Dataset rows describing interfaces

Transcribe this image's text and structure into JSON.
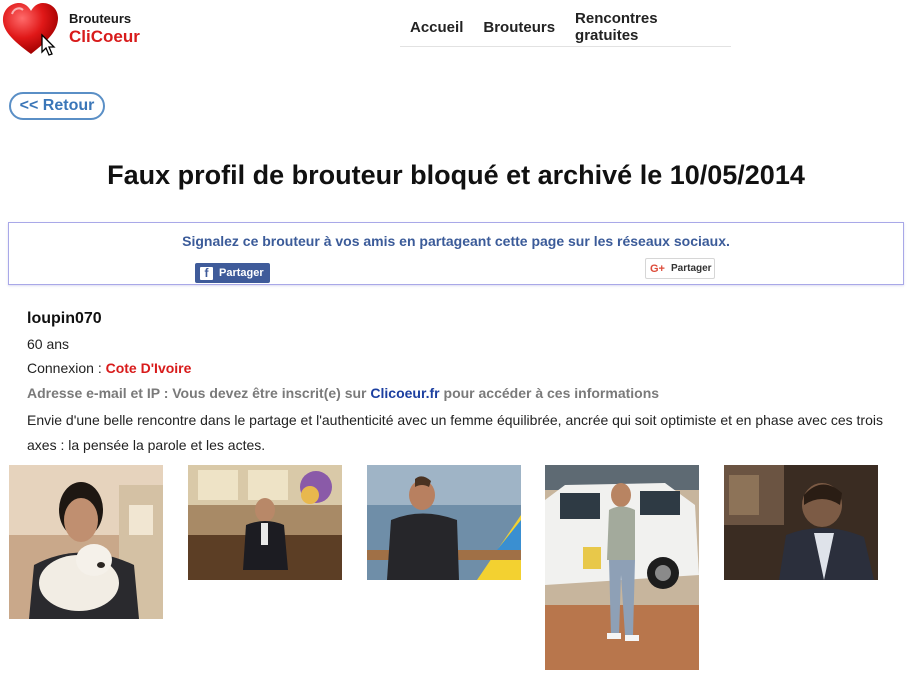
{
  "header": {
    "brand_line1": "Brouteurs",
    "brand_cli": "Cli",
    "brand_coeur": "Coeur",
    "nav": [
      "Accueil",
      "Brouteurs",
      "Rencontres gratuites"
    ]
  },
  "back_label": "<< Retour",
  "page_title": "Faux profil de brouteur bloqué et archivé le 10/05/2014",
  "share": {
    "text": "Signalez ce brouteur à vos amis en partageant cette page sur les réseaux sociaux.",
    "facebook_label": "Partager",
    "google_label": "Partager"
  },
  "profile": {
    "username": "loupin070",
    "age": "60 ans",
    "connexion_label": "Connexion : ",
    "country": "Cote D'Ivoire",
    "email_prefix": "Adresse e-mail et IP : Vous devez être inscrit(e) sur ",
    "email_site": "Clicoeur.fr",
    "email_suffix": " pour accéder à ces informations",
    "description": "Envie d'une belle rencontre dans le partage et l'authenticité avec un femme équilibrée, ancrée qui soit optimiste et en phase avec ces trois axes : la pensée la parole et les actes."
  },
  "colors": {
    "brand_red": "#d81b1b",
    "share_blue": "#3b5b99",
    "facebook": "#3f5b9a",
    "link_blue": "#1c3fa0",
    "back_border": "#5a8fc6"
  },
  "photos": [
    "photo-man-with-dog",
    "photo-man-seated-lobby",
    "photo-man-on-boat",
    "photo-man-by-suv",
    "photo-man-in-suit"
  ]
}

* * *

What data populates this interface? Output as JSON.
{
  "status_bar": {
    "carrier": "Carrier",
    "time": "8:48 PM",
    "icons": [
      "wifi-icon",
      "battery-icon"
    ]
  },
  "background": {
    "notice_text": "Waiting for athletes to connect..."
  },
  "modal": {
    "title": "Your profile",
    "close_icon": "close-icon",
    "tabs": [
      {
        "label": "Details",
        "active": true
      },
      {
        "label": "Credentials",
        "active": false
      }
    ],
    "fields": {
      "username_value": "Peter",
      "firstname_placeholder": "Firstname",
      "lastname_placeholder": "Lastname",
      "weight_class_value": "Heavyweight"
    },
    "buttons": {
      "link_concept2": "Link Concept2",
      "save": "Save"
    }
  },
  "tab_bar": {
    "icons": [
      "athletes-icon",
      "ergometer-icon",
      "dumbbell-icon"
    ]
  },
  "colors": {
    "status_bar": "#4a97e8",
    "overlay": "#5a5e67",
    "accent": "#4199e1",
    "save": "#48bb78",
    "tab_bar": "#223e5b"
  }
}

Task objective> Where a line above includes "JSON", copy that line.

Written answer>
Transcribe this image's text and structure into JSON.
What data populates this interface? Output as JSON.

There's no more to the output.